Jean Sibelius – Violin Concerto & Tapiola – Tossy Spivakovsky, London Symphony Orchestra, Tauno Hannikainen (1959/2013)
FLAC (tracks) 24 bit/192 kHz | Time – 46:21 minutes | 1,55 GB | Genre: Classical
Official Digital Download – Source: HDTracks.com | Digital Booklet | @ Everest
From the included liner notes:
Of few twentieth century composers can it be said with any degree of certainty, “His music will last.” We are still too close to many of these men to judge objectively the quality of their work. But Jean Sibelius seems to be a creative artist whose compositions will survive. His Violin Concerto is one of the most difficult works of its kind ever written, but, it is also one of the most exciting. Performed here by one of the most exciting violinists of our day, assisted by a Finnish conductor who really knows the music of Sibelius, it has been reproduced with equally exciting fidelity for all to enjoy.
This, Sibelius’ only concerto, was written at Lojo, Finland: in 1903, and completely revised during the summer of 1905. Thus it falls between the composer’s Second and Third Symphonies, during a period when he was becoming increasingly aware of the importance of both form and nature in his music. Since the violin was Sibelius’ own instrument, the concerto was written with a full knowledge and understanding of what the soloist could and could not do. Still, there have been few virtuosi who have been able to do full justice to its technical and interpretive intricacies.
“The form is simple and concise throughout, besides being distinctly original,” writes Cecil Gray in his well-known biography of the composer. “The exposition in the first movement, for example, is tripartite instead of dual as usual, and the cadenza precedes the development section, which is at the same time a recapitulation; the slow second movement consists chiefly in the gradual unfolding, like a flower, of a long, sweet, cantabile melody first presented by the solo instrument and then by the orchestra; and the last movement is almost entirely made up of the alternation of two main themes. This variety, combined with simplicity and concision of formal structure, constitutes one of the chief attractions of the work.”
As in the case of so much of Sibelius’ music, there have been those who would attach some sort of a program to the Violin Concerto, linking it to everything from “cosmopolitan Swedish traditionalism” to an ancient rite of “bardic songs heard against a background of torches or pagan fires in some wild Northern night.” The composer himself gave the work no extra-musical connotations, though he once referred to the last movement as a “Danse Macabre.” It would make a rather strange dance of death, though, for it is in the stately rhythm of a polonaise.
The concerto was first played by the violinist Karl Halir at a concert in the Berlin Singakademie, with Richard Strauss conducting, on October 19, 1905. The score, published that same year, calls for an accompanying orchestra of two flutes, two oboes, two clarinets, two bassoons, four horns, two trumpets, three trombones, kettledrums and strings.
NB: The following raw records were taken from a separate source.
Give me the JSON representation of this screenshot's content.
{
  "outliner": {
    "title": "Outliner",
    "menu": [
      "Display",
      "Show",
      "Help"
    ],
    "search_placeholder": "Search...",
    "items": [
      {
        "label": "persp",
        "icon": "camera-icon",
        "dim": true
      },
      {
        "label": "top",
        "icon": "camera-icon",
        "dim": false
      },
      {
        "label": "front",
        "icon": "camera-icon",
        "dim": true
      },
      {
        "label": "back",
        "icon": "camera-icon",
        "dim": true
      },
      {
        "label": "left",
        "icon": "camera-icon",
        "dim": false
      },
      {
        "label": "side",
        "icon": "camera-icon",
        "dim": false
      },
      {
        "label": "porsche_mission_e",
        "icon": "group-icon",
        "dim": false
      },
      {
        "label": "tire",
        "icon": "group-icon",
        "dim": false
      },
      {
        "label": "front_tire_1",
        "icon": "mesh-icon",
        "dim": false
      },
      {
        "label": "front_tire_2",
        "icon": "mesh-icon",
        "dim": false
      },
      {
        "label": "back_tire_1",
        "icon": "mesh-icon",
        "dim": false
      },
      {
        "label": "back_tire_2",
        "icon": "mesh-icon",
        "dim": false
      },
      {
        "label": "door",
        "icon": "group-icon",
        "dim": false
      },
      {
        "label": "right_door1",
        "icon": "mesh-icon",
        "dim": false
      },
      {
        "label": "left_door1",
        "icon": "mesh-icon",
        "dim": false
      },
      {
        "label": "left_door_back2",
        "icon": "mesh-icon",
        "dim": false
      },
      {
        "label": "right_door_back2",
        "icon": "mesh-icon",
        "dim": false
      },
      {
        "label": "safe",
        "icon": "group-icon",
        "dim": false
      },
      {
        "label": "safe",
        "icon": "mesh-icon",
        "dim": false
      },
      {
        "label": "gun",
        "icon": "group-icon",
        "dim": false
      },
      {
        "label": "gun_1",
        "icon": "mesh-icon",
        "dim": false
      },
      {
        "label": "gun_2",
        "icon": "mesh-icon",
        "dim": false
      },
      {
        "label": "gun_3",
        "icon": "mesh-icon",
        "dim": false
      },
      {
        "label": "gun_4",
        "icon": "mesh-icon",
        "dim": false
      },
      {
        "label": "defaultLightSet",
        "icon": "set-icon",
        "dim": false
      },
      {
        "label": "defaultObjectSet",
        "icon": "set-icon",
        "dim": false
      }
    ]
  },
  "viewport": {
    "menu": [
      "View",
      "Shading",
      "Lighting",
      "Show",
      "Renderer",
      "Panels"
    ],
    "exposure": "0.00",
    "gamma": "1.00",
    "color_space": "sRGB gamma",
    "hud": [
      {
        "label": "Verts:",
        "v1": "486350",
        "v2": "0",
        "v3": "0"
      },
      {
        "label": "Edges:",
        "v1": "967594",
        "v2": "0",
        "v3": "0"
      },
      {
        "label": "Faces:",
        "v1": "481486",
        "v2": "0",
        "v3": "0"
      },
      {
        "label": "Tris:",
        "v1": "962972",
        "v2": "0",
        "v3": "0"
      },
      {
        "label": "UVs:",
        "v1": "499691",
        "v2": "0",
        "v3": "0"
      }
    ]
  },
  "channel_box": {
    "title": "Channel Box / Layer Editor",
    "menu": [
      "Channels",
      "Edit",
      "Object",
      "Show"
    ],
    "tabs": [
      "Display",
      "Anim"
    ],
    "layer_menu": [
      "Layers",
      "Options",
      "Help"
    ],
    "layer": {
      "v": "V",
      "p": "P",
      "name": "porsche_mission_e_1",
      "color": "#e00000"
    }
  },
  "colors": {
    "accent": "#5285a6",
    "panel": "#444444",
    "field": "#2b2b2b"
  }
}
Tapiola-Tone Poem, Op.112
Tapiola, Sibelius’ last tone poem, was composed in the spring of 1926 at the request of Walter Damrosch, to whom it is dedicated. Damrosch and the New York Symphony Orchestra gave the work its initial performance at Mecca Temple on December 26, 1926. On the same program was another Damrosch-inspired composition – Gershwin’s Concerto in F – with the composer as piano soloist; this popular work had received its premiere just a year earlier.
Tapiola takes its name from Tapio, the forest god of Finnish mythology. Prefacing the score are these lines, written by Sibelius himself:
“Widespread they stand, the Northland’s dusky forests,
Ancient, mysterious, brooding savage dreams,
Within them dwells the forest’s mighty god
And wood sprites in the gloom weave magic secrets,”
In his Sibelius biography, Cecil Gray calls Tapiola “in many respects the culminating point of (Sibelius’) entire creative activity, and a consummate masterpiece which could only be the outcome of a long process of spiritual growth and development. It is music of the most extraordinary simplicity and directness, yet there is not one bar in it, from first to last, that could possibly have been written by any other composer. …”
Jean Sibelius (1865-1957)
Concerto for Violin and Orchestra in D Minor, Op. 47
1 I. Andante moderato 14:42
2 II. Adagio di molto 08:33
3 III. Allegro ma non troppo 06:50
4 Tapiola, Tone Poem, Op. 112 16:15
Tossy Spivakovsky, violin (#1-3)
London Symphony Orchestra
Tauno Hannikainen, conductor